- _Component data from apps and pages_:
'''

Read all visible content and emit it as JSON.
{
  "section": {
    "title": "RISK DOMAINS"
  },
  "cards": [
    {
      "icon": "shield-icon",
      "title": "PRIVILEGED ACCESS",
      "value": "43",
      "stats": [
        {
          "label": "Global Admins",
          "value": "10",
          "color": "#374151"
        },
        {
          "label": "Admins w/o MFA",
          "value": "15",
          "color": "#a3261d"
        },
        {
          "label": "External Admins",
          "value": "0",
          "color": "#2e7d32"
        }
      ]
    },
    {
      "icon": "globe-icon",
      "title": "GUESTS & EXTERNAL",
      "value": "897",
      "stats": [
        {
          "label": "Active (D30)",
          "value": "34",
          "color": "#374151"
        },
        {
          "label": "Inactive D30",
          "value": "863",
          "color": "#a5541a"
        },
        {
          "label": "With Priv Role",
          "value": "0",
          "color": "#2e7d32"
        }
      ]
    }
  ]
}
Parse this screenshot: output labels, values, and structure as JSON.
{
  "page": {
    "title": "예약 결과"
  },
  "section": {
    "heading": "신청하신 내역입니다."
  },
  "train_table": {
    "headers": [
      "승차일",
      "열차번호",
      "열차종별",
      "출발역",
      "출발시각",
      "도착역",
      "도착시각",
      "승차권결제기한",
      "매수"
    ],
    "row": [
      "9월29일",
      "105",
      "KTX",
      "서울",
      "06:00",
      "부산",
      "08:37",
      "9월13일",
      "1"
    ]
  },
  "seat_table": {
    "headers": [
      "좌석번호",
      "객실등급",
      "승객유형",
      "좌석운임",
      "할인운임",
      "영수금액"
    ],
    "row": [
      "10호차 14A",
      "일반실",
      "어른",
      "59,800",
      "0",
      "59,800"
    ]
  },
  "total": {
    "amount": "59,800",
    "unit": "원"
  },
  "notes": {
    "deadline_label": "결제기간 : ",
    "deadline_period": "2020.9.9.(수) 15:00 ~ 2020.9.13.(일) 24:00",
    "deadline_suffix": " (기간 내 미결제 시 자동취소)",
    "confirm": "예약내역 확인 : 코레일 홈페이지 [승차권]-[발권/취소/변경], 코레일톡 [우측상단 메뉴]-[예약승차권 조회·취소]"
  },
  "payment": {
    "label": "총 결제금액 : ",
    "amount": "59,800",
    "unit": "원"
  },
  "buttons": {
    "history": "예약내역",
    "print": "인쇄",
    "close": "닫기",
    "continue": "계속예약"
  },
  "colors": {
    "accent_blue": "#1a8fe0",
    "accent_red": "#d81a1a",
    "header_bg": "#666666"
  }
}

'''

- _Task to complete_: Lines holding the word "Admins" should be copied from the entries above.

- _Exercise answer_:
          "label": "Global Admins",
          "label": "Admins w/o MFA",
          "label": "External Admins",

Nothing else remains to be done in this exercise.